Aim of the exercise =
An exact copy of every entry is the answer here, with no pictures.

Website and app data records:
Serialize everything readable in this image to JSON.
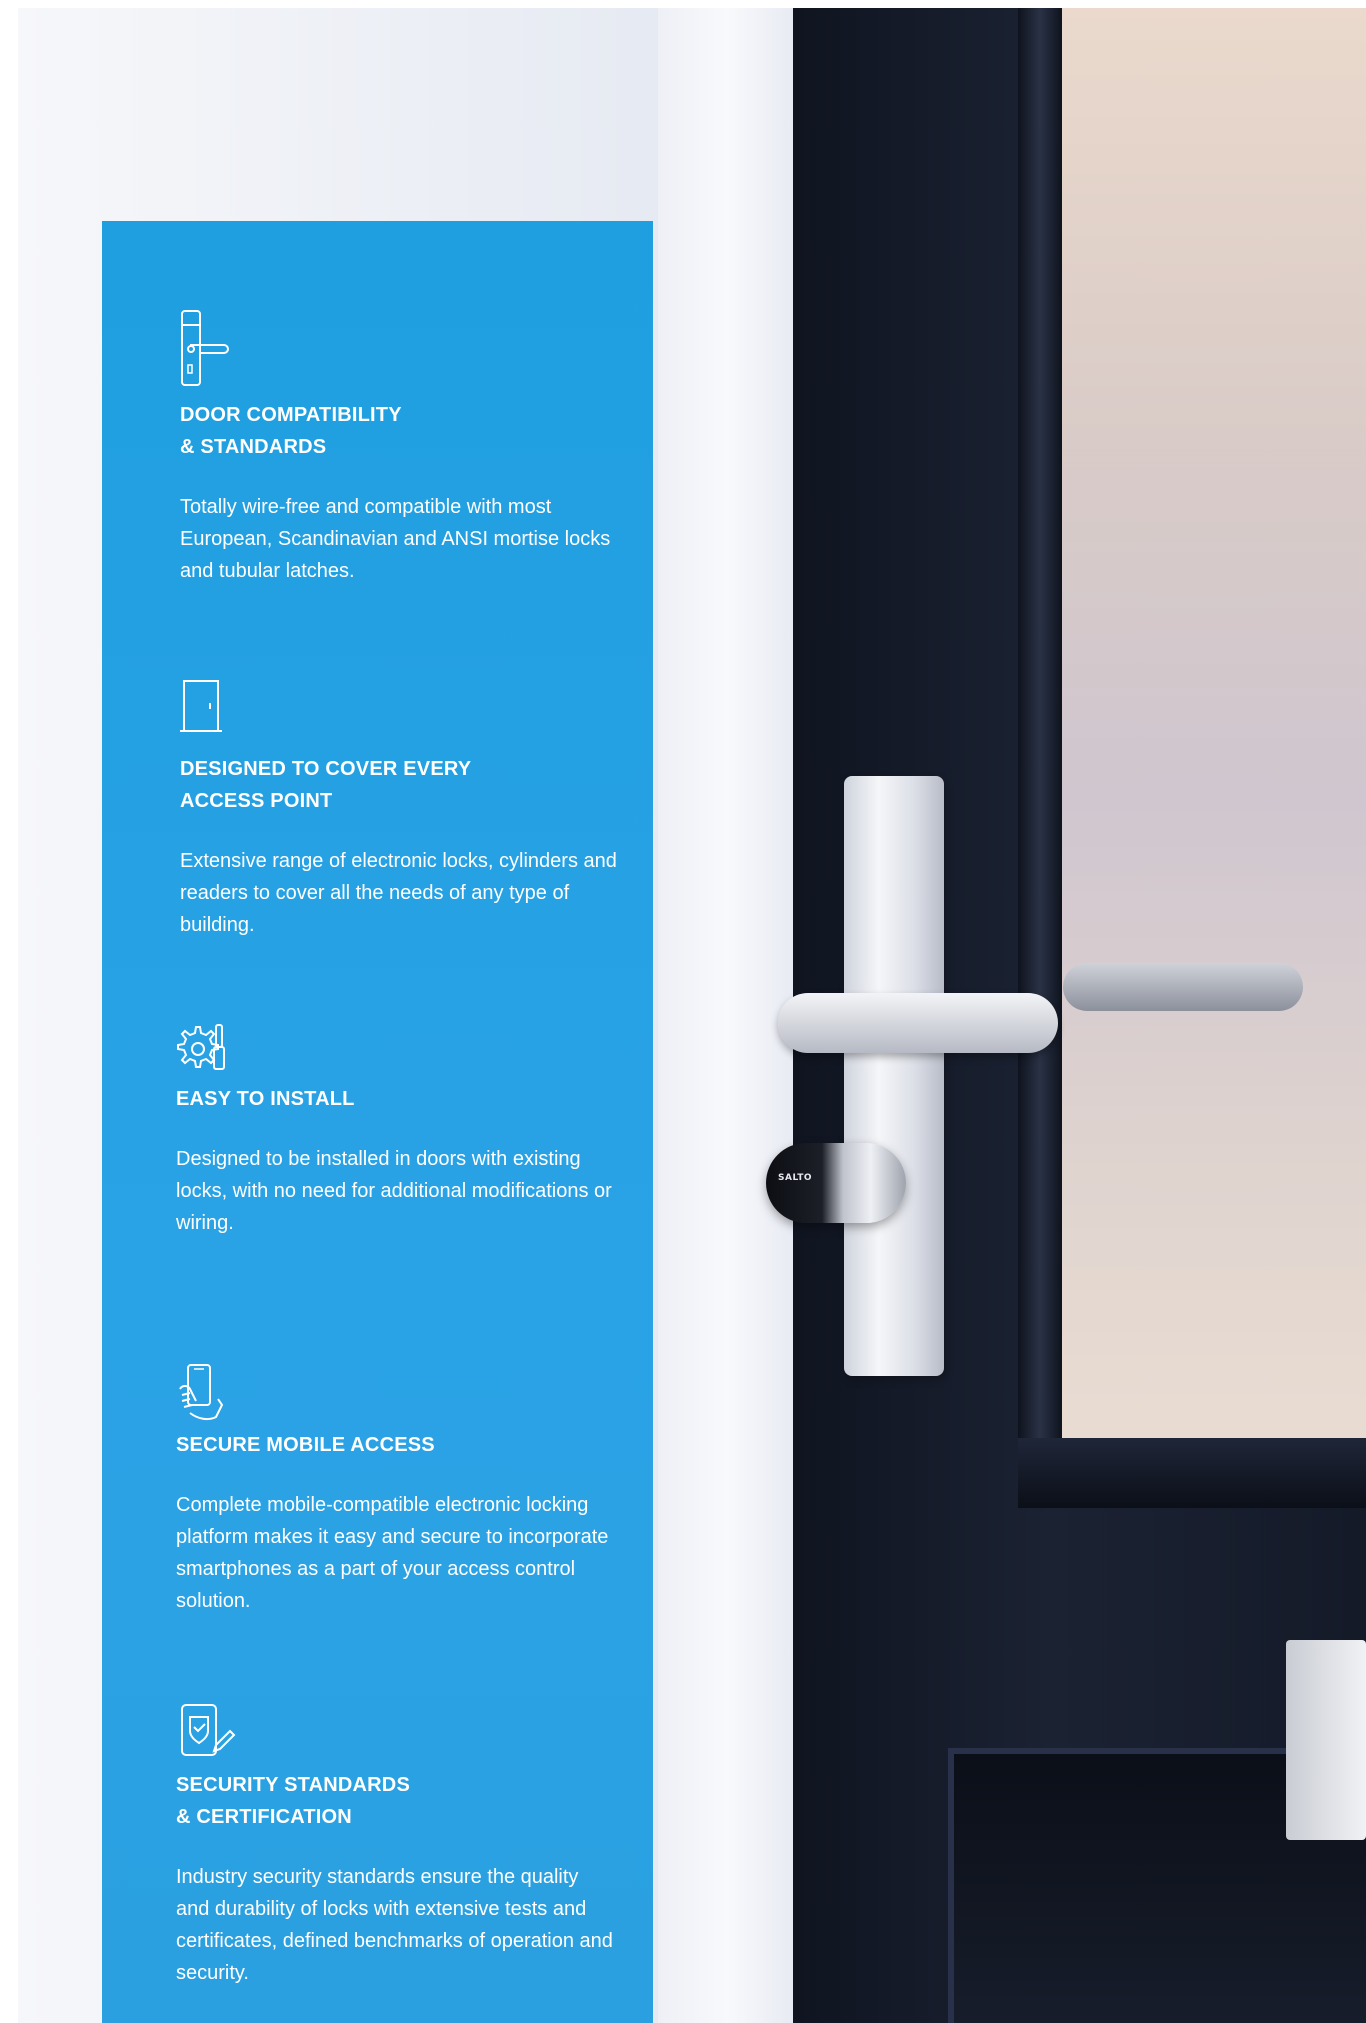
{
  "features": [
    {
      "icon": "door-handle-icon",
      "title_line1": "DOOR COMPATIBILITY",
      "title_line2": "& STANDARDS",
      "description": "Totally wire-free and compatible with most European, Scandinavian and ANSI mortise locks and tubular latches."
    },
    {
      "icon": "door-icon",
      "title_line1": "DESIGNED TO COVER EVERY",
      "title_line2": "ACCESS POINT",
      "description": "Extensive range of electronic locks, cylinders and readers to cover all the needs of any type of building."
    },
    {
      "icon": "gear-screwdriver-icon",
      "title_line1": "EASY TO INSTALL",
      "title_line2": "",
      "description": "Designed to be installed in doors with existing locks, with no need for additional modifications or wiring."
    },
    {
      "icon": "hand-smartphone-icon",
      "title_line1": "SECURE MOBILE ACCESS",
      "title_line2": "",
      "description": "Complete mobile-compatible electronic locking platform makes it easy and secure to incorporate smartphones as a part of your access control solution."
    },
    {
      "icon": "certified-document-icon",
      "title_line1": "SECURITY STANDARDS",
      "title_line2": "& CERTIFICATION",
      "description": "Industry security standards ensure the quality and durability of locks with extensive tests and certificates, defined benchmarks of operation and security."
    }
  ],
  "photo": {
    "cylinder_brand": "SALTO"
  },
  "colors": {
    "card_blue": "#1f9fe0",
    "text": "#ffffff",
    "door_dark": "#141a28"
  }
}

Solution to the exercise =
Serialize everything readable in this image to JSON.
{
  "features": [
    {
      "icon": "door-handle-icon",
      "title_line1": "DOOR COMPATIBILITY",
      "title_line2": "& STANDARDS",
      "description": "Totally wire-free and compatible with most European, Scandinavian and ANSI mortise locks and tubular latches."
    },
    {
      "icon": "door-icon",
      "title_line1": "DESIGNED TO COVER EVERY",
      "title_line2": "ACCESS POINT",
      "description": "Extensive range of electronic locks, cylinders and readers to cover all the needs of any type of building."
    },
    {
      "icon": "gear-screwdriver-icon",
      "title_line1": "EASY TO INSTALL",
      "title_line2": "",
      "description": "Designed to be installed in doors with existing locks, with no need for additional modifications or wiring."
    },
    {
      "icon": "hand-smartphone-icon",
      "title_line1": "SECURE MOBILE ACCESS",
      "title_line2": "",
      "description": "Complete mobile-compatible electronic locking platform makes it easy and secure to incorporate smartphones as a part of your access control solution."
    },
    {
      "icon": "certified-document-icon",
      "title_line1": "SECURITY STANDARDS",
      "title_line2": "& CERTIFICATION",
      "description": "Industry security standards ensure the quality and durability of locks with extensive tests and certificates, defined benchmarks of operation and security."
    }
  ],
  "photo": {
    "cylinder_brand": "SALTO"
  },
  "colors": {
    "card_blue": "#1f9fe0",
    "text": "#ffffff",
    "door_dark": "#141a28"
  }
}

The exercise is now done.